‘Paul Cheshire, Max Nathan, and Henry Overman recognize the large disconnect between urban economics and urban policy, and their book is intended to help bridge that gap. It is the authors’ general contention that “urban economists have to date contributed very little to the development and evaluation of real-world urban policy” (p. 1). While I think there are some notable counterexamples to which I return below, I largely agree with this claim. In addition, the authors believe that urban economics, particularly modern urban economics, has much value to add to policy making. Here, I think the case is less clear-cut, but the authors present it well. Given the authors’ purpose, readers of this book can expect a nontechnical summary of recent research in urban economics, with a clear and complete explanation of what it implies for urban policymaking. This is precisely what the authors deliver, so readers should not expect new findings from this extremely accomplished research team; instead they get careful synthesis, interpretation,and policy recommendations. As such the book will be of most value to students and practitioners in fields that do have a lot of influence in urban policy, especially planning and government.'
– Andrew Haughwout, Journal of Regional Science
‘The book is among the most effective critiques of contemporary urban planning thought, characterized by such approaches as urban containment, compact city, and densification.’
– Wendell Cox, New Geography
‘Urban Economics and Urban Policy pulls together cutting-edge developments in urban and regional economics and draws out their implications for urban policy. This new urban economics goes beyond simple comparative advantage and cost competitiveness of cities, and beyond simple views of capital and labor. It develops a much more complex and realistic view of what constitutes local advantage, due to the spatial sorting of different types of people and different types of firms, giving rise to a lumpy landscape of people, activities, and incomes. By taking seriously the new ways we understand the forces shaping the geography of economic development, the authors suggest fresh new ways to work with the grain of markets, but without letting them rip. It is a tour de force.’
– Michael Storper, London School of Economics and Political Science, UK

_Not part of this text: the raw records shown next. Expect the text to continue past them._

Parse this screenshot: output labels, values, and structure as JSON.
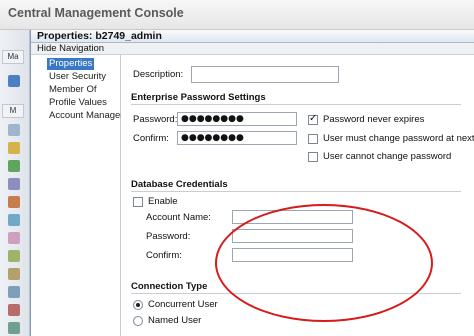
{
  "app": {
    "title": "Central Management Console"
  },
  "rail": {
    "tabs": [
      "Ma",
      "M"
    ]
  },
  "dialog": {
    "title": "Properties: b2749_admin",
    "hide_navigation": "Hide Navigation",
    "nav": [
      "Properties",
      "User Security",
      "Member Of",
      "Profile Values",
      "Account Manager"
    ]
  },
  "form": {
    "cut_text": "..................................",
    "description": {
      "label": "Description:",
      "value": ""
    },
    "enterprise": {
      "title": "Enterprise Password Settings",
      "password": {
        "label": "Password:",
        "value": "●●●●●●●●"
      },
      "confirm": {
        "label": "Confirm:",
        "value": "●●●●●●●●"
      },
      "options": [
        {
          "label": "Password never expires",
          "checked": true
        },
        {
          "label": "User must change password at next logon",
          "checked": false
        },
        {
          "label": "User cannot change password",
          "checked": false
        }
      ]
    },
    "database": {
      "title": "Database Credentials",
      "enable_label": "Enable",
      "enable_checked": false,
      "account_name": {
        "label": "Account Name:",
        "value": ""
      },
      "password": {
        "label": "Password:",
        "value": ""
      },
      "confirm": {
        "label": "Confirm:",
        "value": ""
      }
    },
    "connection": {
      "title": "Connection Type",
      "options": [
        {
          "label": "Concurrent User",
          "selected": true
        },
        {
          "label": "Named User",
          "selected": false
        }
      ]
    }
  },
  "colors": {
    "annotation": "#d81a1a",
    "selected_nav": "#3a77c4"
  }
}
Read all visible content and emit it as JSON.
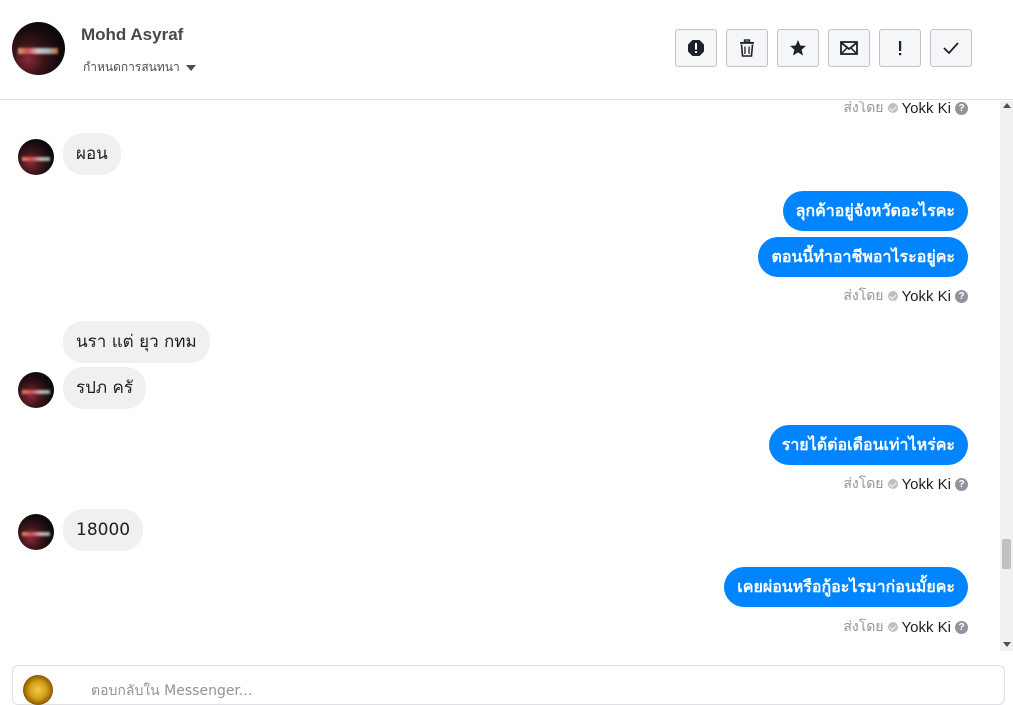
{
  "header": {
    "name": "Mohd Asyraf",
    "subtitle": "กำหนดการสนทนา"
  },
  "toolbar": {
    "buttons": [
      {
        "icon": "alert-octagon-icon"
      },
      {
        "icon": "trash-icon"
      },
      {
        "icon": "star-icon"
      },
      {
        "icon": "envelope-icon"
      },
      {
        "icon": "exclamation-icon"
      },
      {
        "icon": "checkmark-icon"
      }
    ]
  },
  "sent_by": {
    "label": "ส่งโดย",
    "name": "Yokk Ki",
    "help": "?"
  },
  "messages": [
    {
      "dir": "in",
      "text": "ผอน"
    },
    {
      "dir": "out",
      "text": "ลุกค้าอยู่จังหวัดอะไรคะ"
    },
    {
      "dir": "out",
      "text": "ตอนนี้ทำอาชีพอาไระอยู่คะ"
    },
    {
      "dir": "in",
      "text": "นรา แต่ ยุว กทม"
    },
    {
      "dir": "in",
      "text": "รปภ ครั"
    },
    {
      "dir": "out",
      "text": "รายได้ต่อเดือนเท่าไหร่คะ"
    },
    {
      "dir": "in",
      "text": "18000"
    },
    {
      "dir": "out",
      "text": "เคยผ่อนหรือกู้อะไรมาก่อนมั้ยคะ"
    }
  ],
  "composer": {
    "placeholder": "ตอบกลับใน Messenger..."
  },
  "colors": {
    "outgoing_bubble": "#0084ff",
    "incoming_bubble": "#f1f0f0",
    "meta_text": "#90949c"
  }
}
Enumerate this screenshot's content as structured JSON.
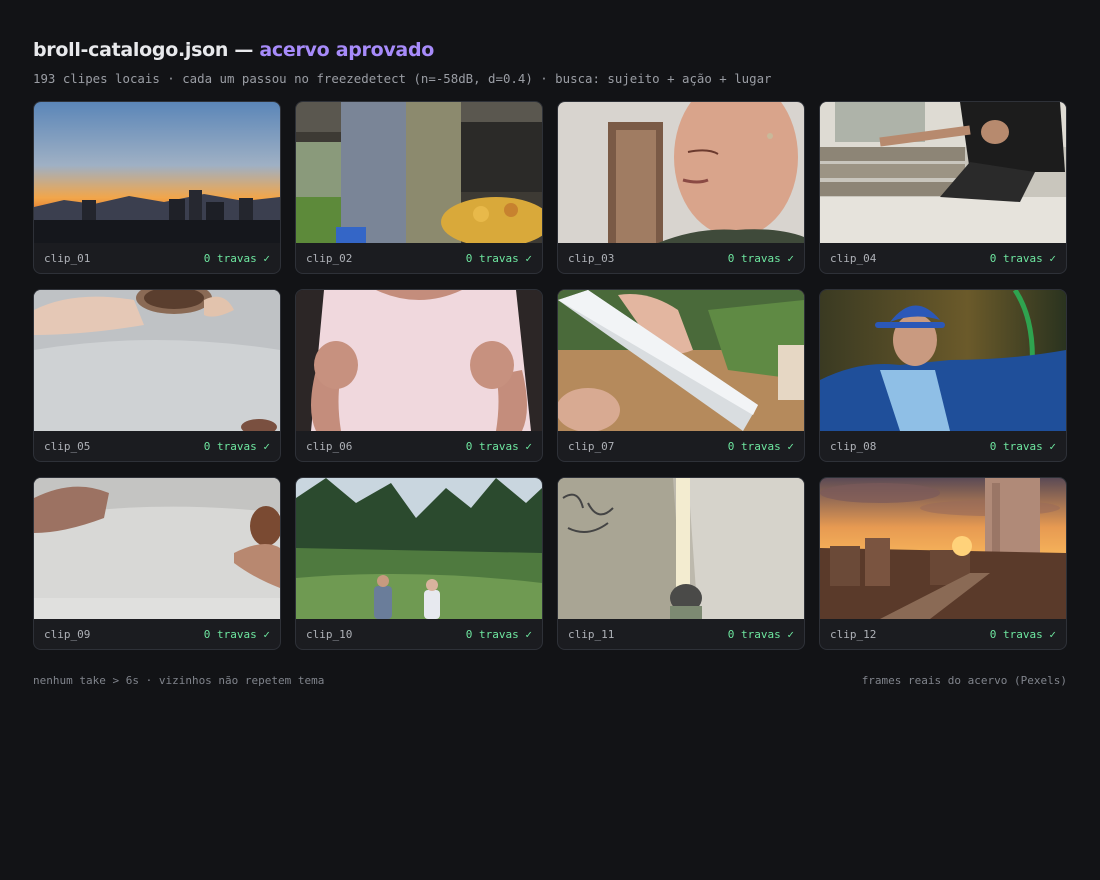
{
  "header": {
    "title_main": "broll-catalogo.json —",
    "title_accent": "acervo aprovado",
    "subtitle": "193 clipes locais · cada um passou no freezedetect (n=-58dB, d=0.4) · busca: sujeito + ação + lugar"
  },
  "clips": [
    {
      "name": "clip_01",
      "status": "0 travas ✓"
    },
    {
      "name": "clip_02",
      "status": "0 travas ✓"
    },
    {
      "name": "clip_03",
      "status": "0 travas ✓"
    },
    {
      "name": "clip_04",
      "status": "0 travas ✓"
    },
    {
      "name": "clip_05",
      "status": "0 travas ✓"
    },
    {
      "name": "clip_06",
      "status": "0 travas ✓"
    },
    {
      "name": "clip_07",
      "status": "0 travas ✓"
    },
    {
      "name": "clip_08",
      "status": "0 travas ✓"
    },
    {
      "name": "clip_09",
      "status": "0 travas ✓"
    },
    {
      "name": "clip_10",
      "status": "0 travas ✓"
    },
    {
      "name": "clip_11",
      "status": "0 travas ✓"
    },
    {
      "name": "clip_12",
      "status": "0 travas ✓"
    }
  ],
  "footer": {
    "left": "nenhum take > 6s · vizinhos não repetem tema",
    "right": "frames reais do acervo (Pexels)"
  },
  "colors": {
    "background": "#121316",
    "accent": "#a78bfa",
    "ok": "#6ee7a0"
  }
}
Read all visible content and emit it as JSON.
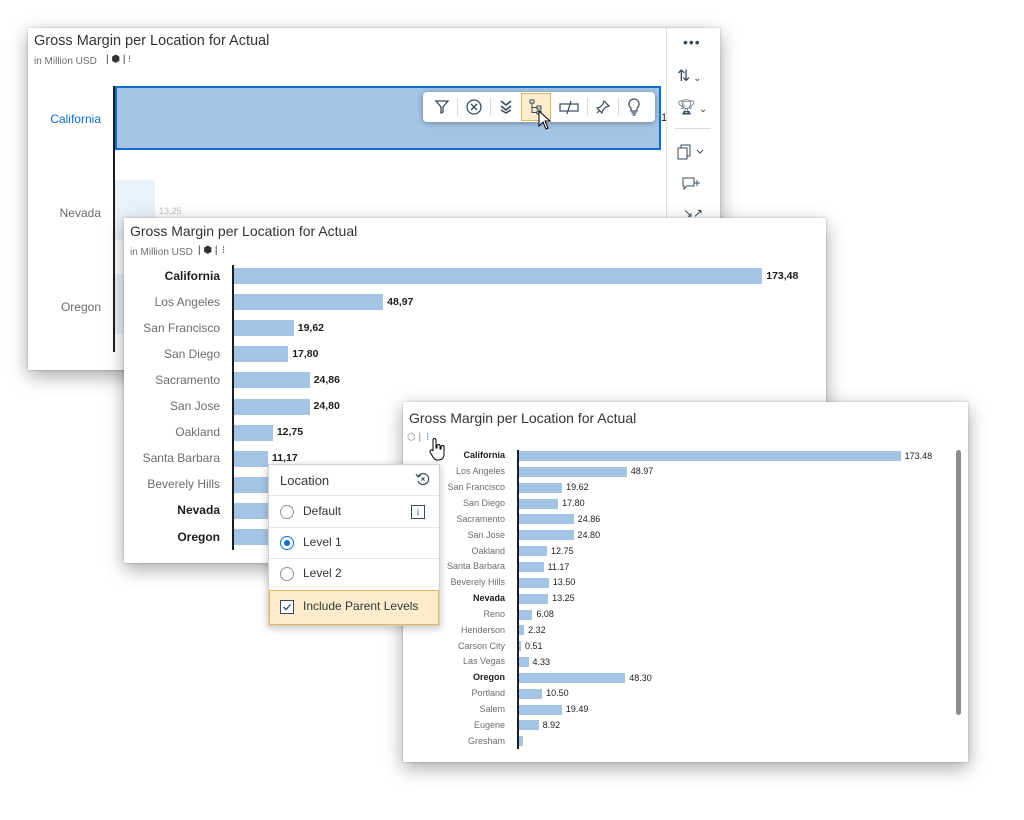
{
  "panel1": {
    "title": "Gross Margin per Location for Actual",
    "subtitle": "in Million USD",
    "rows": [
      "California",
      "Nevada",
      "Oregon"
    ],
    "nevada_value": "13,25",
    "ca_value_fragment": "1"
  },
  "toolbar_icons": [
    "filter-icon",
    "exclude-icon",
    "drill-down-icon",
    "hierarchy-icon",
    "compare-icon",
    "pin-icon",
    "lightbulb-icon"
  ],
  "side_icons": [
    "more-icon",
    "sort-icon",
    "ranking-icon",
    "copy-icon",
    "add-comment-icon",
    "expand-icon"
  ],
  "panel2": {
    "title": "Gross Margin per Location for Actual",
    "subtitle": "in Million USD"
  },
  "panel3": {
    "title": "Gross Margin per Location for Actual"
  },
  "menu": {
    "header": "Location",
    "options": [
      "Default",
      "Level 1",
      "Level 2"
    ],
    "selected": "Level 1",
    "checkbox_label": "Include Parent Levels",
    "checkbox_checked": true
  },
  "colors": {
    "bar": "#a4c4e6",
    "accent": "#0a6ed1",
    "highlight": "#fdeccb"
  },
  "chart_data": [
    {
      "type": "bar",
      "orientation": "horizontal",
      "categories": [
        "California",
        "Los Angeles",
        "San Francisco",
        "San Diego",
        "Sacramento",
        "San Jose",
        "Oakland",
        "Santa Barbara",
        "Beverely Hills",
        "Nevada",
        "Oregon"
      ],
      "values": [
        173.48,
        48.97,
        19.62,
        17.8,
        24.86,
        24.8,
        12.75,
        11.17,
        null,
        null,
        null
      ],
      "labels": [
        "173,48",
        "48,97",
        "19,62",
        "17,80",
        "24,86",
        "24,80",
        "12,75",
        "11,17",
        "",
        "",
        ""
      ],
      "bold": [
        "California",
        "Nevada",
        "Oregon"
      ]
    },
    {
      "type": "bar",
      "orientation": "horizontal",
      "categories": [
        "California",
        "Los Angeles",
        "San Francisco",
        "San Diego",
        "Sacramento",
        "San Jose",
        "Oakland",
        "Santa Barbara",
        "Beverely Hills",
        "Nevada",
        "Reno",
        "Henderson",
        "Carson City",
        "Las Vegas",
        "Oregon",
        "Portland",
        "Salem",
        "Eugene",
        "Gresham"
      ],
      "values": [
        173.48,
        48.97,
        19.62,
        17.8,
        24.86,
        24.8,
        12.75,
        11.17,
        13.5,
        13.25,
        6.08,
        2.32,
        0.51,
        4.33,
        48.3,
        10.5,
        19.49,
        8.92,
        2.0
      ],
      "labels": [
        "173.48",
        "48.97",
        "19.62",
        "17.80",
        "24.86",
        "24.80",
        "12.75",
        "11.17",
        "13.50",
        "13.25",
        "6.08",
        "2.32",
        "0.51",
        "4.33",
        "48.30",
        "10.50",
        "19.49",
        "8.92",
        ""
      ],
      "bold": [
        "California",
        "Nevada",
        "Oregon"
      ]
    }
  ]
}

This is a terrific book that summarises the state of economic knowledge about urban economies but – as it also acknowledges – there is much we don’t understand. . . Urban Economics and Urban Policy provides an invaluable foundation for the debate ahead.
– Diane Coyle, The Enlightened Economist